We will see all building technologies become more integrated over time as we work through the different entities and people begin to realize the benefits of improved safety, lower environmental impact, and reduced costs.
Internet of Things
The Internet of Things is another factor in this, as more smart devices and intelligent sensors are being deployed in buildings. There are a number of ways fire detection systems will benefit from other sensor information being communicated throughout a building.
One of the things being explored is occupancy sensors that tell where people are located in a building. Some type of telemetry could be used to understand where people are concentrated in a facility and, based on that, make the fire alarm system more or less sensitive to smoke. If a lot of people are congregating in one area, there might be more activity and more dust being stirred up.
You could use that information to set different alarm parameters compared to, for example, an empty building with no significant air movement. We see that type of operation happening. Knowing how many people are in a building and where they are located is also a critically valuable piece of information for first responders.
Here’s another example: Let’s say we have a big parking garage next to a mall. Cars come in, and perhaps some people leave their cars running, or the cars aren’t operating as efficiently as they should be. You could have carbon monoxide detectors and occupancy sensors in the garage, and when the garage becomes crowded and carbon monoxide levels start to rise a bit, you could tell the fire alarm system not to go into alarm, but instead to turn fans on to get some fresh air moving throughout the building. And so it’s performing a life safety function, but at a non-emergency level.
We are now looking at how we can use these systems strategically to make life safety systems better. And life safety is becoming more nuanced, proactive and comprehensive. Can I communicate and use this information to unlock a door so people have a clear egress? Can I start to use the elevators to evacuate people during an emergency?
We’ve been told traditionally to use the stairwell and not the elevator in the event of a fire. But it takes a person about a minute a floor to get out. That’s a problem if you’re in an 80-story building. You have elevators sitting there. Is there something we could do to allow these elevators to be used to evacuate people? The American Society of Mechanical Engineers has been working hard on developing the language and requirements to do that. It’s just one example of how having systems integrated and talking to each other allows us to create smarter solutions that can help make facilities safer.

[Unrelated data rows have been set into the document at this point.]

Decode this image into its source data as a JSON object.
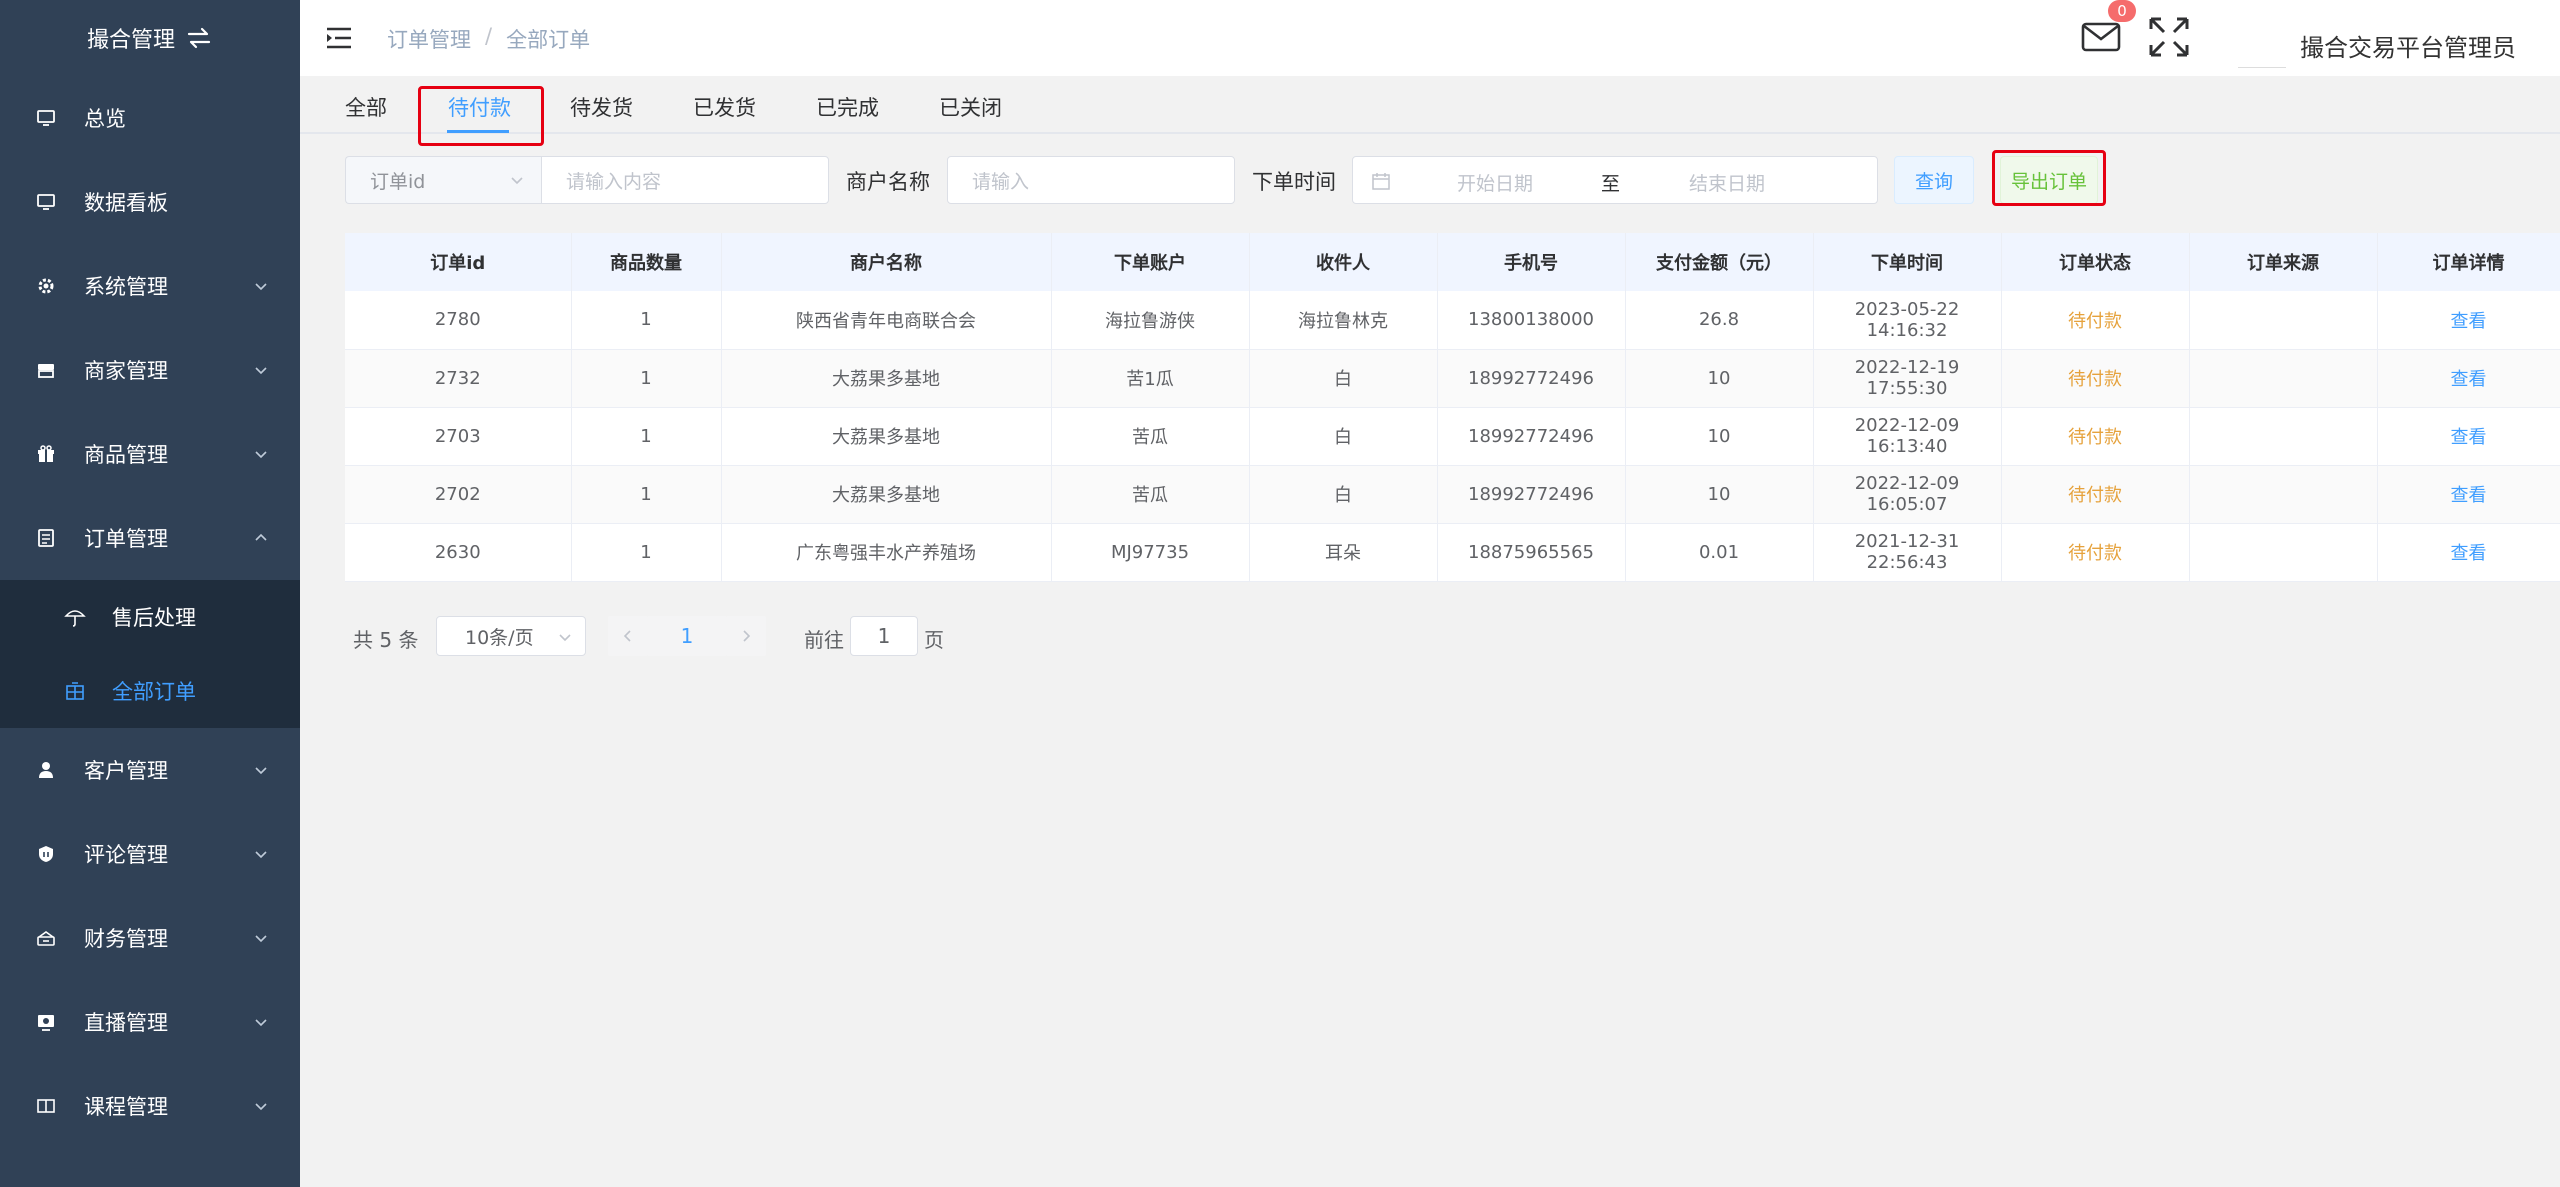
{
  "sidebar": {
    "logo_text": "撮合管理",
    "logo_icon": "swap-icon",
    "items": [
      {
        "label": "总览",
        "icon": "monitor-icon",
        "expandable": false
      },
      {
        "label": "数据看板",
        "icon": "monitor-icon",
        "expandable": false
      },
      {
        "label": "系统管理",
        "icon": "gear-icon",
        "expandable": true
      },
      {
        "label": "商家管理",
        "icon": "store-icon",
        "expandable": true
      },
      {
        "label": "商品管理",
        "icon": "gift-icon",
        "expandable": true
      },
      {
        "label": "订单管理",
        "icon": "document-icon",
        "expandable": true,
        "expanded": true
      }
    ],
    "sub_items": [
      {
        "label": "售后处理",
        "icon": "umbrella-icon",
        "active": false
      },
      {
        "label": "全部订单",
        "icon": "grid-icon",
        "active": true
      }
    ],
    "items_after": [
      {
        "label": "客户管理",
        "icon": "user-icon",
        "expandable": true
      },
      {
        "label": "评论管理",
        "icon": "shield-icon",
        "expandable": true
      },
      {
        "label": "财务管理",
        "icon": "wallet-icon",
        "expandable": true
      },
      {
        "label": "直播管理",
        "icon": "video-icon",
        "expandable": true
      },
      {
        "label": "课程管理",
        "icon": "book-icon",
        "expandable": true
      }
    ]
  },
  "header": {
    "breadcrumb": [
      "订单管理",
      "全部订单"
    ],
    "breadcrumb_sep": "/",
    "mail_badge": "0",
    "username": "撮合交易平台管理员"
  },
  "tabs": [
    {
      "label": "全部",
      "active": false
    },
    {
      "label": "待付款",
      "active": true
    },
    {
      "label": "待发货",
      "active": false
    },
    {
      "label": "已发货",
      "active": false
    },
    {
      "label": "已完成",
      "active": false
    },
    {
      "label": "已关闭",
      "active": false
    }
  ],
  "filter": {
    "field_select": "订单id",
    "content_placeholder": "请输入内容",
    "merchant_label": "商户名称",
    "merchant_placeholder": "请输入",
    "time_label": "下单时间",
    "start_placeholder": "开始日期",
    "range_sep": "至",
    "end_placeholder": "结束日期",
    "query_label": "查询",
    "export_label": "导出订单"
  },
  "table": {
    "columns": [
      "订单id",
      "商品数量",
      "商户名称",
      "下单账户",
      "收件人",
      "手机号",
      "支付金额（元）",
      "下单时间",
      "订单状态",
      "订单来源",
      "订单详情"
    ],
    "rows": [
      [
        "2780",
        "1",
        "陕西省青年电商联合会",
        "海拉鲁游侠",
        "海拉鲁林克",
        "13800138000",
        "26.8",
        "2023-05-22 14:16:32",
        "待付款",
        "",
        "查看"
      ],
      [
        "2732",
        "1",
        "大荔果多基地",
        "苦1瓜",
        "白",
        "18992772496",
        "10",
        "2022-12-19 17:55:30",
        "待付款",
        "",
        "查看"
      ],
      [
        "2703",
        "1",
        "大荔果多基地",
        "苦瓜",
        "白",
        "18992772496",
        "10",
        "2022-12-09 16:13:40",
        "待付款",
        "",
        "查看"
      ],
      [
        "2702",
        "1",
        "大荔果多基地",
        "苦瓜",
        "白",
        "18992772496",
        "10",
        "2022-12-09 16:05:07",
        "待付款",
        "",
        "查看"
      ],
      [
        "2630",
        "1",
        "广东粤强丰水产养殖场",
        "MJ97735",
        "耳朵",
        "18875965565",
        "0.01",
        "2021-12-31 22:56:43",
        "待付款",
        "",
        "查看"
      ]
    ]
  },
  "pagination": {
    "total": "共 5 条",
    "page_size": "10条/页",
    "current_page": "1",
    "goto_label": "前往",
    "goto_value": "1",
    "page_suffix": "页"
  },
  "colors": {
    "sidebar_bg": "#304156",
    "submenu_bg": "#1f2d3d",
    "accent": "#409eff",
    "warning": "#e6a23c",
    "success": "#67c23a",
    "highlight_box": "#e60012"
  }
}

The most important thing is to build awareness. The average building owner doesn’t know that a lot of this technology even exists. So we need to inform them that there are options they can ask about. One of my recommendations would be to ask your design engineer. As you discuss the kind of windows you want, the kind of flooring and lighting and so on, ask how these systems could integrate together and what the benefits of integration would be. The bigger your facility, the greater the benefits of integrating these systems.
Another resource that people don’t use often enough is the AHJs, the authorities having jurisdiction. That’s the local fire marshal, the fire chief, the local first responders. Don’t be afraid to sit down with a fire marshal, tell them what kind of building you’re in, and ask them what would help them respond in the event of an emergency in that building. They’ll be glad you asked, because these people see a lot of different buildings and respond to emergencies every day.
Rodger Reiswig is vice president of industry relations with Johnson Controls Global Fire Protection Products. He has over 32 years of experience in the fire protection industry, and currently serves on NFPA’s Standards Council.